Anyone looking for new songs from Joan Baez when she headlines the Vancouver Folk Music Festival on Saturday night had better rethink their expectations.
While the ’60s icon and activist is still performing with her customary aplomb, off-stage she’s more likely to find herself painting than chasing the songwriter’s muse.
In fact, almost the first thing she says, when the Georgia Straight tracks her down in Denver, Colorado, is that she hasn’t written a song “for over 20 years”.
The follow-up pretty much asks itself: why not?
“I don’t know,” Baez answers. “But it stopped of its own accord, and I just had too many other things to do than try to learn how to write songs. And I would have had to, you know? I mean, I just wrote them without any workshops or anything like that. When it stopped, I could have probably concentrated on it and tried to really learn how to officially write a song, but I didn’t do that. I went on to other things.”

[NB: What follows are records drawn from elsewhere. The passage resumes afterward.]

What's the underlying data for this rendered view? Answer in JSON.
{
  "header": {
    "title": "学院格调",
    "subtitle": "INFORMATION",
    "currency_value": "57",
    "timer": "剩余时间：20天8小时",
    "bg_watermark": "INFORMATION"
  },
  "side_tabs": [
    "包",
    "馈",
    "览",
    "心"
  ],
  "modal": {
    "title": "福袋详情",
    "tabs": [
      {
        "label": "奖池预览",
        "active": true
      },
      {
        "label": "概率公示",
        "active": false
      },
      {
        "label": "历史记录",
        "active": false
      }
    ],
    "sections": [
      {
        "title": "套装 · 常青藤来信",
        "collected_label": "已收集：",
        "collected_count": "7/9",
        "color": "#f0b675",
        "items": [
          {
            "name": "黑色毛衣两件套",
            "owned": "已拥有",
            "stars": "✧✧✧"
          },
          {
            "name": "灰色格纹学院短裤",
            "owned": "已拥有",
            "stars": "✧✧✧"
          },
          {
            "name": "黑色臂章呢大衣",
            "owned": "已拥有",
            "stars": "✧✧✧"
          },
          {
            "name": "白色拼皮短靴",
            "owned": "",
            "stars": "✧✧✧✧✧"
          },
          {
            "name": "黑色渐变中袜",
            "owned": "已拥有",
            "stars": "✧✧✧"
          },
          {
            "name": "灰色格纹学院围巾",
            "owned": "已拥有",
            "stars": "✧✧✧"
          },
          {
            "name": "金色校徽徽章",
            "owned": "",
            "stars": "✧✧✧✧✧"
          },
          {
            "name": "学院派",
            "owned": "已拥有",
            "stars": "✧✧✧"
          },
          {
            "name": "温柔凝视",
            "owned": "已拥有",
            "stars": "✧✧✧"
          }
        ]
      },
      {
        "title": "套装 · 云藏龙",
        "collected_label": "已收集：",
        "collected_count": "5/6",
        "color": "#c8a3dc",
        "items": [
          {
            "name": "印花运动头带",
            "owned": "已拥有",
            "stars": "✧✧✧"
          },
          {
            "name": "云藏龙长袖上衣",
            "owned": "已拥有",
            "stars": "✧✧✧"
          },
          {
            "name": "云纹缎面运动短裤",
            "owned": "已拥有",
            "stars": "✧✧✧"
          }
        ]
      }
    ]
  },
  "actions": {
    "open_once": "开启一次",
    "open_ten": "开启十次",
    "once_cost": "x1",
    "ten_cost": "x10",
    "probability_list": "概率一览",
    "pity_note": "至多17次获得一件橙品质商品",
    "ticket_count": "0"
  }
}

If Baez has any regrets about that particular well running dry, they’re not major. And it’s not surprising that she takes an unsentimental view of her own abilities, given that she was romantically involved with the greatest songwriter of our era, Bob Dylan, back in the day when his still-rising star was shining brightest.
“I think I wrote one spectacular song and a bunch of A minuses or Bs, and that’s it,” she says. “I think that’s just how it is, and that’s fine.”
That spectacular song is of course “Diamonds and Rust”, a sharp-eyed appraisal of her relationship with Dylan and the one self-penned effort that’s rarely absent from Baez’s set lists.
“People get very nostalgic when I sing that song. I see them holding hands and looking all sort of misty,” she says, laughing. “It did affect their lives.”
Baez hasn’t given up on recording, however, even if her last studio release was 2008’s Day After Tomorrow. She’s planning to make another album soon, although just what shape it’ll take remains unclear.
“Part of the problem is that the era in which I came on the scene was a 10-year period of exceptional talent,” she notes. “I mean, nobody could top Dylan; they’ve been trying to for years. Nobody can really top John Lennon.…So what we’re looking for—what people in general are looking for and longing for—are the universal songs that bring us together, and that are of really high quality. But those are hard to find. I know that the Occupy movement was looking for the right songs, and they ended up singing ‘We Shall Overcome’ and ‘Blowin’ in the Wind’ because the songs that the group was looking for didn’t exist.”
In the interim, Baez could do worse than return to the Appalachian ballads that inspired her earliest days. After all, her touring band includes the remarkable roots musician and folk scholar Dirk Powell, a quiet virtuoso on fiddle, banjo, mandolin, and accordion.
“That ain’t a bad idea at all,” the 73-year-old singer agrees. “He is extraordinary, and I’m sure he would have ideas, you know. And he’s with me, so I’ll ask him tonight. That could happen.”
If it does, you read it here first.
Joan Baez plays the Vancouver Folk Music Festival main stage on Saturday (July 19).